Jefferson Trust and Savings Bank of Peoria (the bank) appeals from the judgment entered for Stanley M. Vermeil (Vermeil) on his contract claim, from the dismissal of counts I through III of its counterclaim, from the judgment on the pleadings of counts IV through VI of its counterclaim, and from the judgment striking with prejudice its first and second affirmative defenses. In 1976 the bank entered into a contract with the plaintiff-counterdefendant, Vermeil, who at that time was the president and chairman of the board of the bank, whereby the bank agreed to pay $833 per month to Vermeil upon his retirement. Vermeil subsequently retired, and in April 1981, the bank stopped paying Vermeil the agreed-upon benefits. Vermeil thereupon brought suit against the bank. The bank responded by filing a counterclaim against Vermeil's contract claim. The counterclaim alleges as follows.
In 1979 the bank made two loans totaling $600,000 to Heartland Investments, Inc. (Heartland). Heartland requested the loans for the purpose of remodeling a discotheque known as the Poison Apple, which Heartland owned and operated in Peoria.

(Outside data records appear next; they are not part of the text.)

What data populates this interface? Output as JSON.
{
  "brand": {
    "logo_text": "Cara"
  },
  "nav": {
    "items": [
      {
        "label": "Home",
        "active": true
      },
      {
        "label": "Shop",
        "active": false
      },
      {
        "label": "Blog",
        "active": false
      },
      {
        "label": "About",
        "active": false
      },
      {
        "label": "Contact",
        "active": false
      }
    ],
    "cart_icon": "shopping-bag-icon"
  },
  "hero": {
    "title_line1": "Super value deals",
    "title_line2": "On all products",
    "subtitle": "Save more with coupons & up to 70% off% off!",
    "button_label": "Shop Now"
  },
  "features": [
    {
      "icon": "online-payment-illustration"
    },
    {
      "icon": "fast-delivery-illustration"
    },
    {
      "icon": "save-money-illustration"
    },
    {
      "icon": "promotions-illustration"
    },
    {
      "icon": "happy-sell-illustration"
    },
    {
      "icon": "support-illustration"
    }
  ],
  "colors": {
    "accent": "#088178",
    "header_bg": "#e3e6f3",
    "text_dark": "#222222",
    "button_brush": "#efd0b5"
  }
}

At the time the loans were made, Vermeil was both an officer, director and shareholder of Heartland as well as a director of the bank and member of the bank's loan committee. Vermeil participated in efforts to obtain both loans from the bank.
The first of the two loans was for $250,000. Heartland's loan application for the $250,000 was approved based upon representations that the funds would be used for remodeling the discotheque, that the bank would obtain a security interest in the furniture, fixtures and equipment, and that the loan would be guaranteed by the principal shareholders of Heartland. Though the loan was disbursed in reliance on these representations, Vermeil did not personally guarantee the loan, nor did he obtain personal guarantees of the loan from any of the other shareholders of Heartland, nor did he notify the bank that the loan was so disbursed.
As of September 1979, Heartland owed its creditors and contractors $500,000 for the renovation work on the discotheque. In proceeding to obtain the additional loan for Heartland, Vermeil did not disclose to the bank the extent of Heartland's liability. Moreover, Vermeil knew that Heartland was not financially prepared to repay an additional loan.
In October 1979, Vermeil, his son, and others provided personal financial statements and SBA statements of personal history to the bank, pursuant to a requirement that all shareholders of Heartland guarantee the proposed loan. Subsequently, Vermeil and his son met again with Rossnagel to finalize negotiations for the loan. At the meeting, Rossnagel and Vermeil orally agreed that Vermeil would personally guarantee the prior $250,000 loan and that the other shareholders, including Vermeil's son and the SBA, would guarantee the $350,000 loan.
In November 1979, the SBA approved Heartland's loan application, and the first $100,000 of the $350,000 was issued. Contrary to the bank's loan policy, however, the disbursement was not presented to the bank's loan committee for approval. Not only was Vermeil aware that the second loan was issued contrary to bank policy, but he also did not provide his written guarantee of the $250,000 loan as he had earlier agreed. Subsequently, the remainder of the $350,000 was disbursed, also without proper approval.
In August of 1980, Heartland defaulted on both of its loans to the bank. The SBA purchased its 90% guaranteed portion of the $350,000 loan, but as of February 25, 1985, Heartland owed the bank $221,081.39 in principal, plus accrued interest on the $250,000 loan, and $30,977.60 in principal, plus accrued interest on its 10% share of the $350,000 loan.
In an attempt to recoup its losses, the new bank president, Lester Cassing, asked Vermeil to sign a guarantee of the $250,000 loan. When Vermeil refused, the bank began, as of April 1981, to apply Vermeil's $833.33 monthly benefits payment toward the debt. Vermeil then brought his breach of contract action against ...